A fish induced pneumothorax: dilemmas in the remote management of a sucking chest woundBMJ 1996; 313 doi: https://doi.org/10.1136/bmj.313.7072.1617 (Published 21 December 1996) Cite this as: BMJ 1996;313:1617
- David Berger, ex-senior medical officera
- Correspondence to: Dr D Berger, 1 Yelland Cottages, High Bickington, Umberleigh, Devon EX37 9BX.
The call came, as such calls always do, at dinner time. It was Jenasi, the very capable nurse from Seghe clinic in Marovo Lagoon, on the radio. A man had just been brought in, having been attacked by a barracuda earlier in the day. He had a large gash in his chest, through which air was passing in and out as he breathed, but his observations were stable and he was not cyanosed. Hmmm.
The sun had just set, which in the Solomon Islands means no evacuation, by air or otherwise, until first light. Should the wound be packed to stop the movement of air or not? We conducted a straw poll among the doctors: our ex-army officer said it definitely should be, as otherwise he was in danger of developing paradoxical breathing; our general practitioner surgeon said probably not; and the Swiss orthopaedic surgeon in the capital, who we contacted by phone, said definitely not as there was no possibility of putting a drain in should he develop a tension pneumothorax and he was currently well. (My own contribution was only to man the radio and whine lamely that such matters did not really form part of a physician's training.)

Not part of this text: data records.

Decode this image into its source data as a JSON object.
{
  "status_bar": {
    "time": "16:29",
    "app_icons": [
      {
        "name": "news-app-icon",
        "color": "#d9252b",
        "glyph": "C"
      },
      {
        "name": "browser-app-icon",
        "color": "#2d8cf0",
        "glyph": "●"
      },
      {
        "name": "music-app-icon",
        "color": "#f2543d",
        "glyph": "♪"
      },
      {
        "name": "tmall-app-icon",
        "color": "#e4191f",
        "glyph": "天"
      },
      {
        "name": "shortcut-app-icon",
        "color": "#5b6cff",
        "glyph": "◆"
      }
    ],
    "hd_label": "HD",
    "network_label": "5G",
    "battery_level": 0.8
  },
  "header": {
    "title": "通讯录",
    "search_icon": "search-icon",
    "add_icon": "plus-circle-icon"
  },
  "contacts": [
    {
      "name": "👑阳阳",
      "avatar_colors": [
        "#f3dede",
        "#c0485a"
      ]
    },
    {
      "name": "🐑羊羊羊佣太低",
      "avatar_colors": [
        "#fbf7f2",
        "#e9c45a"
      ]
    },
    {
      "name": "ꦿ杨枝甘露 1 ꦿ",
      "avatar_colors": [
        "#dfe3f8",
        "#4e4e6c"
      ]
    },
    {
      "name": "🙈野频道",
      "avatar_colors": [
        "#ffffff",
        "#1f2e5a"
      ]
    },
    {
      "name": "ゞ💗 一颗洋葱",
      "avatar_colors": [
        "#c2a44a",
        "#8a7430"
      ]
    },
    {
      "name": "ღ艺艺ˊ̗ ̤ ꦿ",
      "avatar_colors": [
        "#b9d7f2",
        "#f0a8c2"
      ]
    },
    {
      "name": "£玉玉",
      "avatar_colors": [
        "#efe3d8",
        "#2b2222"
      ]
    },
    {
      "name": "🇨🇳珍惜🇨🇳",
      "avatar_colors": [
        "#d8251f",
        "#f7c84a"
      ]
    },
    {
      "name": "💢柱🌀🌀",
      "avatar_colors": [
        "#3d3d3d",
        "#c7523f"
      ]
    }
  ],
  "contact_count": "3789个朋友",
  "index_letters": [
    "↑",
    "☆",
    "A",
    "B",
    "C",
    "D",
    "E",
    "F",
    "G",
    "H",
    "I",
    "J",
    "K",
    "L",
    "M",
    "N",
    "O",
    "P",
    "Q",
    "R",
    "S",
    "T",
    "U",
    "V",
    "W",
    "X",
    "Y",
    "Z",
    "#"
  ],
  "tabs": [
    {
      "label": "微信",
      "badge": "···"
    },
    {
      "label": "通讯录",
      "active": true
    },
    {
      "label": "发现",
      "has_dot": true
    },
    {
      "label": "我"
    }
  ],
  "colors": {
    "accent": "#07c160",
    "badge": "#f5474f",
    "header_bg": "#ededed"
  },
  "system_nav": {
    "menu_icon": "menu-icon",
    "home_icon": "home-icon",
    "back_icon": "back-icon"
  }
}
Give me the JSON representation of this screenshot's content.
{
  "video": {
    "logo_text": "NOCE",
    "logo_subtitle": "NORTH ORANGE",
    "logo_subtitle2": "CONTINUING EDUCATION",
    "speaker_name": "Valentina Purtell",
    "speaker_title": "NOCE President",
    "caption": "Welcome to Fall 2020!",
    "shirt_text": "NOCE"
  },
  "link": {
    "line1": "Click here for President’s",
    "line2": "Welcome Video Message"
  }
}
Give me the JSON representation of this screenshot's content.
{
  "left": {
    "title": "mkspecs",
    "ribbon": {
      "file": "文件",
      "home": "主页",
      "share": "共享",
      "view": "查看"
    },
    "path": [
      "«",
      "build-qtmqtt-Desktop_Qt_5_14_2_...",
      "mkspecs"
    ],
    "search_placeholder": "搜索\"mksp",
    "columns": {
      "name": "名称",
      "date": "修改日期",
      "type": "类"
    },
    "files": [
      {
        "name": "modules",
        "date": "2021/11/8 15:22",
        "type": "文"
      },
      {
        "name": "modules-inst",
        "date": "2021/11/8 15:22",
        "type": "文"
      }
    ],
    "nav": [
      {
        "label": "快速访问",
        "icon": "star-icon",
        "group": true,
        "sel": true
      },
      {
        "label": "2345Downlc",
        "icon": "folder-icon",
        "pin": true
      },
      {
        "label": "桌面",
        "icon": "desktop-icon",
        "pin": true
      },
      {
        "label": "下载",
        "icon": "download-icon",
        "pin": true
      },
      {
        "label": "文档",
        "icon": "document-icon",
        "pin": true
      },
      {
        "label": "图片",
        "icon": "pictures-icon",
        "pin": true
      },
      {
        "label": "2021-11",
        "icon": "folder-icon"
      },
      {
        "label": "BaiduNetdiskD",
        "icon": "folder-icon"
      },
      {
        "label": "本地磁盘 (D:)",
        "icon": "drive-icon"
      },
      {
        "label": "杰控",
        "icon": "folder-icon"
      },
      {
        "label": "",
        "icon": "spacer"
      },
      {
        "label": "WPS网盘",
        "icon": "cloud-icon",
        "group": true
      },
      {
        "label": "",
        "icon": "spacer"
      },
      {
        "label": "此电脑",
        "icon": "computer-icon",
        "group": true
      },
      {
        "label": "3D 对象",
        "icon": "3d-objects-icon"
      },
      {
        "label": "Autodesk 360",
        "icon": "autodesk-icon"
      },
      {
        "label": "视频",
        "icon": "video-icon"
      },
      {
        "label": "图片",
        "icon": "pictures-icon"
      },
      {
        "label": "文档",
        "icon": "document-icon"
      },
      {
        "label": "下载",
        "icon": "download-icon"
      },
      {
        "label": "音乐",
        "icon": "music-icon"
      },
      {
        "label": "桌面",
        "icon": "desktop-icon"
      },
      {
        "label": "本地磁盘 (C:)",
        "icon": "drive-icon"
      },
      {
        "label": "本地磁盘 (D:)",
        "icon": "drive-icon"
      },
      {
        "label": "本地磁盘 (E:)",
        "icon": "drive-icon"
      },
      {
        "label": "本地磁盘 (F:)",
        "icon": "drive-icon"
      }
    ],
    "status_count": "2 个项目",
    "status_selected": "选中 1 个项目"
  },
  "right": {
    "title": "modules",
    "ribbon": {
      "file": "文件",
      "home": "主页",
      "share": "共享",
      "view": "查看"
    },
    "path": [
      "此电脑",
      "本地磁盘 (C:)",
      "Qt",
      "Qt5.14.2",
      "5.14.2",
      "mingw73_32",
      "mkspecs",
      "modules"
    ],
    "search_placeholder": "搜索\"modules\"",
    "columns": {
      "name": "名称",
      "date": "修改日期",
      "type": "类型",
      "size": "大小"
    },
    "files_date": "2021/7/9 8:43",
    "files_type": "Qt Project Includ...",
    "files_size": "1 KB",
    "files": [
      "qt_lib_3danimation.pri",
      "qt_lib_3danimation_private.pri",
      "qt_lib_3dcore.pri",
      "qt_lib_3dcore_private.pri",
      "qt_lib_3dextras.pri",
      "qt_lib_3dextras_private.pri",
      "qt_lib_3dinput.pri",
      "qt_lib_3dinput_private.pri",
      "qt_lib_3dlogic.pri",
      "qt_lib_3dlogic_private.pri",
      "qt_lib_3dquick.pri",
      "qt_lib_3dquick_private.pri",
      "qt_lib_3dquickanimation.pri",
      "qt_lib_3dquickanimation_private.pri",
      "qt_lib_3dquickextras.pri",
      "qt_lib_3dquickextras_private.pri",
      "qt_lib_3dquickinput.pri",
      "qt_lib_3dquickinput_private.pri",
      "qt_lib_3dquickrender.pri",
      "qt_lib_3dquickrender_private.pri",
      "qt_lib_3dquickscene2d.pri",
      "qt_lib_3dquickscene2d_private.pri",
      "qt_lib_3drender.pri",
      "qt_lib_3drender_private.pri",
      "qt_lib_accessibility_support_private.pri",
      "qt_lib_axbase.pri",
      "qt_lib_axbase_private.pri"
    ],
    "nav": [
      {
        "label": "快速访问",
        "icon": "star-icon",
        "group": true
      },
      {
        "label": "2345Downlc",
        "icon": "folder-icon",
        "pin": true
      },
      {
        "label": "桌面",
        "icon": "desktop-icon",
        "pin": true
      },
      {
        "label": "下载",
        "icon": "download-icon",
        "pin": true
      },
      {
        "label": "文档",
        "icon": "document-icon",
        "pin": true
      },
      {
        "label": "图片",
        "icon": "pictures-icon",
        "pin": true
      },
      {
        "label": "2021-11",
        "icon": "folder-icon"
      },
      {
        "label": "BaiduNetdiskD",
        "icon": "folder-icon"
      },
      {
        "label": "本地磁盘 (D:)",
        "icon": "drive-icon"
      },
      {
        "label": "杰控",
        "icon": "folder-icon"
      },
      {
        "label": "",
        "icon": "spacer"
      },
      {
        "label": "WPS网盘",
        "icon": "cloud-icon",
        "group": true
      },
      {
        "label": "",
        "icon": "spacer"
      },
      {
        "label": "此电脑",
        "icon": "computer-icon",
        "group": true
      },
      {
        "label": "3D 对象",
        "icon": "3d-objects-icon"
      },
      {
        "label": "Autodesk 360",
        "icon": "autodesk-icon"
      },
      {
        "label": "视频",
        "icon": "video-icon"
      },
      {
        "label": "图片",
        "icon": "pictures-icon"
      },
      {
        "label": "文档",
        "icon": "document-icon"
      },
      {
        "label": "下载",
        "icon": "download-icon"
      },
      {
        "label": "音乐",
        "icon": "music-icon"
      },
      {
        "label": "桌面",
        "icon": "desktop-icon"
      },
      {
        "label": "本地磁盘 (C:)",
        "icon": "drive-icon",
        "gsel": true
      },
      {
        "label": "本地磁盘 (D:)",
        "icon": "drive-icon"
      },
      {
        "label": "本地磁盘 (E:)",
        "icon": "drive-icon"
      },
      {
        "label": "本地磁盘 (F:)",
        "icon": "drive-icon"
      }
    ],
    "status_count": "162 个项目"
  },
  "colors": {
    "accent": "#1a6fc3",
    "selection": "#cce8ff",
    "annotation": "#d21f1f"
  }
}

In the end it was decided to advise the nurse to leave the wound open and give some intramuscular antibiotics, while I flew down the next morning, equipped to put in a chest drain (or at least a recycled suprapubic catheter, which was all we'd been able to rustle up). Very kindly the pilot agreed to hold the flight for 30 minutes and I was rushed over to the clinic by canoe.
Giving instructions over the radio, in Pidgin, is a haphazard affair at the best of times, and I was thus only mildly surprised to find that the wound was swathed in cotton wool and bandages. However, there was no movement of air and the patient looked very well, clinically having only a small axillary pneumothorax.
Now I had a problem: he had remained well for over 18 hours with no active intervention on my part, and I was faced with two possible ways to render him unwell. I could try to drain his pneumothorax, thus making him safe to fly, but possibly doing him some mischief in the process; or I could fly him out as low as possible, risking the possibility of a “functional” tension pneumothorax as the air in his pleural cavity expanded with increasing altitude.
The minutes were ticking by rapidly, and I was sweating more than even the 35°C heat warranted. What eventually made up my mind was the swell: as we flew down I had observed from the aircraft that for the first time in weeks the swell had moderated and a canoe trip the 60 odd miles to the mission hospital up the coast was a possibility. I consulted the nurse, who agreed that it could be done and so I sent word to the pilot to continue his flight to the capital without us.
A canoe was duly readied and we spent the next five hours battling against a sea which was, needless to say, much bigger than it had appeared from the aeroplane. When we finally arrived an x ray revealed the pneumothorax to be as suspected, and we inspected and photographed the wound, which had what looked like a piece of lung protruding into it, after which we dressed and covered it and put the patient to bed (he was still refusing anything for pain, as he had been since his arrival at the clinic the day before). The next day he had a little difficulty in breathing, and the pneumothorax was somewhat larger but a decision was made not to drain it unless he worsened, and over the next few days he made a rapid recovery, the wound being closed by the excellent New Zealand mission doctor on the sixth day after the attack.
Questions posed by this case are:
What advice should have been given to the nurse over the radio?
Leave it open
Leave it open and pack it if he deteriorates
Pack it and uncover it if he deteriorates
None of the above
Would it have been safe to fly him out and, if so, up to what altitude?
How stupid was it to leave his wound uncovered for a protracted period in the hospital while we sauntered off and fetched our cameras, thus contributing to an increase in the size of his pneumothorax?
Answers to the editor on a postcard please….
The man was actually attacked by a barracuda which jumped out of the water and hit him in the chest while he was standing waist deep in the lagoon in broad daylight, an occurrence which the locals agreed was practically unique. However, pneumothoraces due to fish are not uncommon, and the mission doctor had seen several in his four years in the Solomons. The islanders like to go fishing at night in dugout canoes using torches. These attract fish known as garfish (or long toms), which fly out of the water, sometimes impaling their long, sharp proboscis in the unfortunate fisherman's chest. On one occasion one had penetrated a fisherman's orbit and he died shortly after reaching the hospital.